GIVEN DATA -
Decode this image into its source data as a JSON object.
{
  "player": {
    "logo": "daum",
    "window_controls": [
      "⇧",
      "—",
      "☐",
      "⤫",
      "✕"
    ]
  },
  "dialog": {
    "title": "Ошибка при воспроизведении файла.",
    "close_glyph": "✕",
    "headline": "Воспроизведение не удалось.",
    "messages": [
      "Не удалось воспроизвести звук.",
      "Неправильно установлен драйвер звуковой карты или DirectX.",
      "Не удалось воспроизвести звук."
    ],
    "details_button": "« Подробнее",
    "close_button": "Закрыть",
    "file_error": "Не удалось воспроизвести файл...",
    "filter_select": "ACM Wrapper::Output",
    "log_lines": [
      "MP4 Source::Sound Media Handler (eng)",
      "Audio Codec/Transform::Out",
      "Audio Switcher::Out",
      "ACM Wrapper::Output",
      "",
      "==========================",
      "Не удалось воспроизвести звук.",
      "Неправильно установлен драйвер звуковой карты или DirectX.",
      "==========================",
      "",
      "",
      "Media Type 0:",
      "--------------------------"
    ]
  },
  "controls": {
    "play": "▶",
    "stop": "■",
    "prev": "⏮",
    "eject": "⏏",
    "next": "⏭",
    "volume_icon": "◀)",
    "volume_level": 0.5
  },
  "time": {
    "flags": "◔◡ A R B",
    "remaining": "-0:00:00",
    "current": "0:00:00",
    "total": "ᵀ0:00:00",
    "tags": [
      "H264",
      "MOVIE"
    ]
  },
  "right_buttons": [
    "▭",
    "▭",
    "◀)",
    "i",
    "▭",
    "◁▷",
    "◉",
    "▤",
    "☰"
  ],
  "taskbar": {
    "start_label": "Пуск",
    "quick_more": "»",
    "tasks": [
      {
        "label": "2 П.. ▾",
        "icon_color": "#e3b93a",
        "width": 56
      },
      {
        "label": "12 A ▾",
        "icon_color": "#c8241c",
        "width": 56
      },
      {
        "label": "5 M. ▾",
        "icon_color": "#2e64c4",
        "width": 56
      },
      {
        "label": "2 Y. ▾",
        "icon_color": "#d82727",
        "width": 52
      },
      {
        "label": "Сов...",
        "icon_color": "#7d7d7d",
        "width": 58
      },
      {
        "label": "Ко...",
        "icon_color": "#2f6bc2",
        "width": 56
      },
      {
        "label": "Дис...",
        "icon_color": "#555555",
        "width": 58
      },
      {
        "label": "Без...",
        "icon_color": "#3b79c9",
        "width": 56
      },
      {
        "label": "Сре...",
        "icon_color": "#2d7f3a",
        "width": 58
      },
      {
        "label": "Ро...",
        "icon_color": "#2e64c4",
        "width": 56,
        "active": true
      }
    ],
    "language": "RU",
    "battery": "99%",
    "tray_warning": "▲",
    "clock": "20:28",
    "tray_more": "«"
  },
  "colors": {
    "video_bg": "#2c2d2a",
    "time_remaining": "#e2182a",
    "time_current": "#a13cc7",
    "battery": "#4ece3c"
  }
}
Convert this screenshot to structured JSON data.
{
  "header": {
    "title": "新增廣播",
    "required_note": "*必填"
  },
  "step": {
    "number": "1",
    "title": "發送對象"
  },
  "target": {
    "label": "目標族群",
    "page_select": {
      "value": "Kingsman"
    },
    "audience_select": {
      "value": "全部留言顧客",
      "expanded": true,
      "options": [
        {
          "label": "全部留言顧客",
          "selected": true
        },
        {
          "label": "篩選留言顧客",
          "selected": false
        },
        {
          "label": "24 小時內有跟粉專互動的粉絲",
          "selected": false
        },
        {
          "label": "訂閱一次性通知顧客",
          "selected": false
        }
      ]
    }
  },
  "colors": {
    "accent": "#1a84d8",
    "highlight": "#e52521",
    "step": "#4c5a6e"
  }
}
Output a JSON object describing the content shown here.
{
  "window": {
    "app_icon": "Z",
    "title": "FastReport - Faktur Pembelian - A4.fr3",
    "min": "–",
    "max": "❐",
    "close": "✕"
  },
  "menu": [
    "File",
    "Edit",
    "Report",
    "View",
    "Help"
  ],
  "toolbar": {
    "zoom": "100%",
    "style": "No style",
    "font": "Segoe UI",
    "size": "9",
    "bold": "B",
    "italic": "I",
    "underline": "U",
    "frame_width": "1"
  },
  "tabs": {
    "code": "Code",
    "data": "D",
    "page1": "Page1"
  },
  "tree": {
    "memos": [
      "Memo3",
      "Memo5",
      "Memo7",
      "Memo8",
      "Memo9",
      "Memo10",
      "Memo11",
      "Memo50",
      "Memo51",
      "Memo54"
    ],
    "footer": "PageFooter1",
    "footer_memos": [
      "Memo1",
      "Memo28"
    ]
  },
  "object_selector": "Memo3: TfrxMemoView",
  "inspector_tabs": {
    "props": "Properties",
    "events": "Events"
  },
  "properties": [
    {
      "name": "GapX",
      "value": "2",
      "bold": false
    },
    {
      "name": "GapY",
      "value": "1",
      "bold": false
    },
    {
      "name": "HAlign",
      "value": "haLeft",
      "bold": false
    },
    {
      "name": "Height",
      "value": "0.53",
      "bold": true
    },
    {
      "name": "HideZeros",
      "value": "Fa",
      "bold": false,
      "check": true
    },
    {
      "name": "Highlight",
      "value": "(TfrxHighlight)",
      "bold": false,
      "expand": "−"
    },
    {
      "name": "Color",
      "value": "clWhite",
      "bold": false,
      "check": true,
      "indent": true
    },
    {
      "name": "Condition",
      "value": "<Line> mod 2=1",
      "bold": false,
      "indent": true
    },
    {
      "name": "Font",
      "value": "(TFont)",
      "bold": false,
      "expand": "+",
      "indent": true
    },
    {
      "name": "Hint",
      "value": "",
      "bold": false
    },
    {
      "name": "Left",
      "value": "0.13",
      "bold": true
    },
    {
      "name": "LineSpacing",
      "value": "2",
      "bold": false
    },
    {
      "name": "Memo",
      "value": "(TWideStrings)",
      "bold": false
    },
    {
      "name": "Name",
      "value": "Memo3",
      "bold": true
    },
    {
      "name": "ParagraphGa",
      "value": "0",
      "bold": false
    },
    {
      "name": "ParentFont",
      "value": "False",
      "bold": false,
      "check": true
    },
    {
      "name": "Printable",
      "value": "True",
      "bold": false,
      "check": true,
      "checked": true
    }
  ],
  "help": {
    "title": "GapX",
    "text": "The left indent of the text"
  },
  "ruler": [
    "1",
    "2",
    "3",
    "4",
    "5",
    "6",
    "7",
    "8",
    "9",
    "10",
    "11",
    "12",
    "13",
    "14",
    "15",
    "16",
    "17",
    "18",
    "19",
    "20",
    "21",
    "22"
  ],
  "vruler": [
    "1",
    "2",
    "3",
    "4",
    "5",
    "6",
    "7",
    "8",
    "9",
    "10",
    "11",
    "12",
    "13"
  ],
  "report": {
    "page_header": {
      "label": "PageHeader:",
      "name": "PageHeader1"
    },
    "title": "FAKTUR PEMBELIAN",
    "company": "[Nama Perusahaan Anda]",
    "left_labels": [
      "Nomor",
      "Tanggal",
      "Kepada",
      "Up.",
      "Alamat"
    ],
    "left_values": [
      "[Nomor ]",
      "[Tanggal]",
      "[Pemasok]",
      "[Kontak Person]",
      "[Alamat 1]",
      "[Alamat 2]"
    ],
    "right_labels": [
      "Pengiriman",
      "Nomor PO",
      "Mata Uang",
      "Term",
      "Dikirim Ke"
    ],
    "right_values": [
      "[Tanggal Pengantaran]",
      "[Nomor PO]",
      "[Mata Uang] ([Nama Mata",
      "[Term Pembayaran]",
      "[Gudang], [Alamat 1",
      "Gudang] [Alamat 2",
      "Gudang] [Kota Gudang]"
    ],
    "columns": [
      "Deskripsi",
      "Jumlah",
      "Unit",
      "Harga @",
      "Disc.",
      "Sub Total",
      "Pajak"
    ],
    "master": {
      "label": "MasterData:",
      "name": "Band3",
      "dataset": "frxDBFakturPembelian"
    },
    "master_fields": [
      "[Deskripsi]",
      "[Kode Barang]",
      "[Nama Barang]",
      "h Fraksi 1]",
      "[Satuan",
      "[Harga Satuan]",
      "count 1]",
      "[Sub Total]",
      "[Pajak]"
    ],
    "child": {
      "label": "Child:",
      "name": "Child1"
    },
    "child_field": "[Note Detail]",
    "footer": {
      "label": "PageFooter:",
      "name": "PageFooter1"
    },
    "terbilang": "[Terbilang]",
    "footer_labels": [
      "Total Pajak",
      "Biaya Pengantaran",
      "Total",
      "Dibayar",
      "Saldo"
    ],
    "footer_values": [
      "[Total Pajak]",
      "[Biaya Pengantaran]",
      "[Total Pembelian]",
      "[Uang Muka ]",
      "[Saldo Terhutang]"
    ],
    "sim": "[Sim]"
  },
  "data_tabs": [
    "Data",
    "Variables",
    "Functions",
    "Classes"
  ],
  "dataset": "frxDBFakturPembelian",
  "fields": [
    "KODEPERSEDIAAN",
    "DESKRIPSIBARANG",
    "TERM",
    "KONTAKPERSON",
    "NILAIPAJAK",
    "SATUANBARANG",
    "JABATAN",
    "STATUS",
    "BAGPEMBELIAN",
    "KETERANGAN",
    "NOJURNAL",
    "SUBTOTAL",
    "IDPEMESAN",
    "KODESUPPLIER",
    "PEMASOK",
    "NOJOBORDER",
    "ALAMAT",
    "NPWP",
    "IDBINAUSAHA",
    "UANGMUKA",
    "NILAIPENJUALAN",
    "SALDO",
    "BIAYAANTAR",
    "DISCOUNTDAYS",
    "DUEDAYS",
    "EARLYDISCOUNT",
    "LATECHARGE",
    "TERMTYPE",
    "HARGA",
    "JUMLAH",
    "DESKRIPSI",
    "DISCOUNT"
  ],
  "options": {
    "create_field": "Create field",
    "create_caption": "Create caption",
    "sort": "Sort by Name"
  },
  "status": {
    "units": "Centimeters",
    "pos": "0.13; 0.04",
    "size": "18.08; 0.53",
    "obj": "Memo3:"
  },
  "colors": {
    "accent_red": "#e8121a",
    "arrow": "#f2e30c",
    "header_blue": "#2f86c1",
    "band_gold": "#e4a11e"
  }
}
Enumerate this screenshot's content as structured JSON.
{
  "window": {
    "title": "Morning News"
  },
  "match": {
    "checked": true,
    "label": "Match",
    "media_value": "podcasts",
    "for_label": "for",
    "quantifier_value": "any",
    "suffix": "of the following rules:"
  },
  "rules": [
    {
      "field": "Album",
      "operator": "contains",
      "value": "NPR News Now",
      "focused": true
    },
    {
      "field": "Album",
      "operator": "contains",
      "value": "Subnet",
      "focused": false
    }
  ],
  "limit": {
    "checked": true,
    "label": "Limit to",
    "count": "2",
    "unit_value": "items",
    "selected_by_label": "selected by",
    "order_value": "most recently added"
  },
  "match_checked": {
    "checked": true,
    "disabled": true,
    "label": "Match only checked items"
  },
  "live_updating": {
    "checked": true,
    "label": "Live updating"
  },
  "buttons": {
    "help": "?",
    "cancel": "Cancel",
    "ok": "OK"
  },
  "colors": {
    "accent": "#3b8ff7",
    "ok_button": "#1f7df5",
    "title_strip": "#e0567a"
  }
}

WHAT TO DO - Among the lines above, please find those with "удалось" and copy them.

RESPONSE -
    "headline": "Воспроизведение не удалось.",
      "Не удалось воспроизвести звук.",
      "Не удалось воспроизвести звук."
    "file_error": "Не удалось воспроизвести файл...",
      "Не удалось воспроизвести звук.",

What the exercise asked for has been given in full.